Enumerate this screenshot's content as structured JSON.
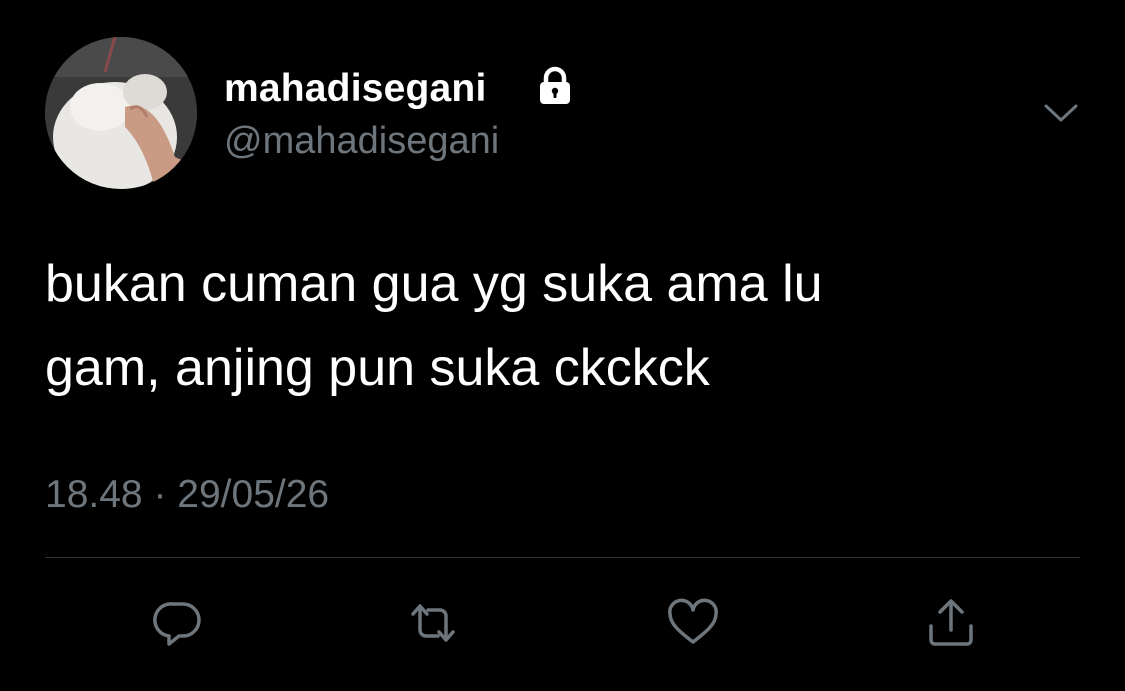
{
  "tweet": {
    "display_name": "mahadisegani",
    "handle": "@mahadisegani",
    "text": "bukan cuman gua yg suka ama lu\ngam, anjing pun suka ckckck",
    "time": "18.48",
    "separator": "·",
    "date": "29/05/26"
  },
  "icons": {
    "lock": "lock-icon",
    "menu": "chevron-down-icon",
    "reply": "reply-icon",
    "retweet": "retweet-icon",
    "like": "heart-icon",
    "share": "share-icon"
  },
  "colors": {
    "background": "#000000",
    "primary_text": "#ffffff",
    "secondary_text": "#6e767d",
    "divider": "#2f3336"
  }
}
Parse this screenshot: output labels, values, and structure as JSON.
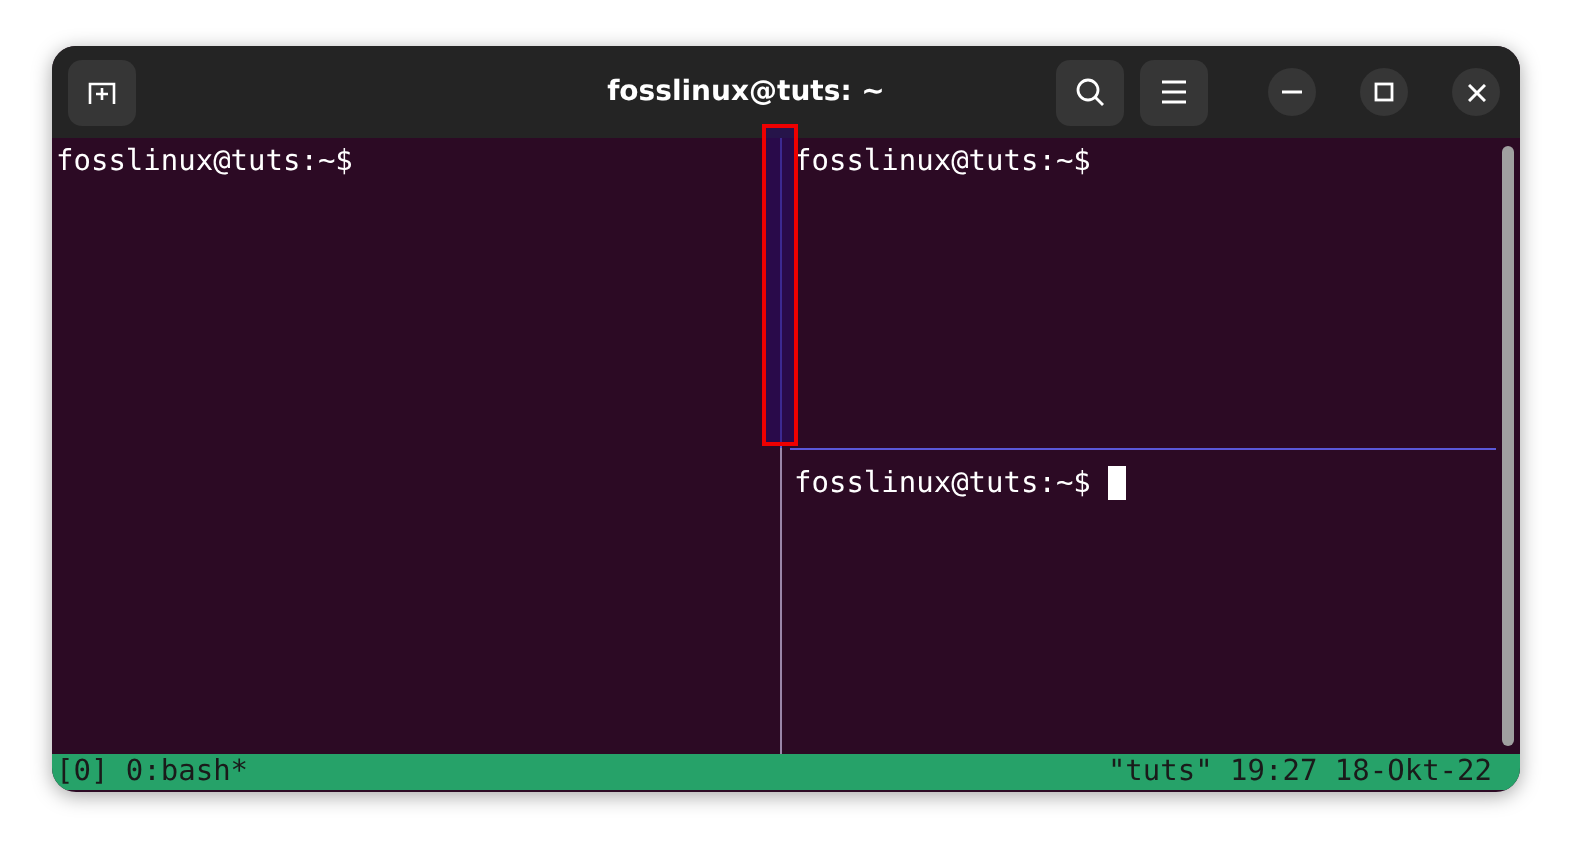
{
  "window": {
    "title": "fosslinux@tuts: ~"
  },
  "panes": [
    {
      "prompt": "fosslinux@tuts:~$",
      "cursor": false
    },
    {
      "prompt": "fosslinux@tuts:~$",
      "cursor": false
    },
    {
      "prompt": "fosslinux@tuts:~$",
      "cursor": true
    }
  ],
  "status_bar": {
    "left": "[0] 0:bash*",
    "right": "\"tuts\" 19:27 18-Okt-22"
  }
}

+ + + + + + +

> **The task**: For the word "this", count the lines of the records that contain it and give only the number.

> **Response to the exercise**: 2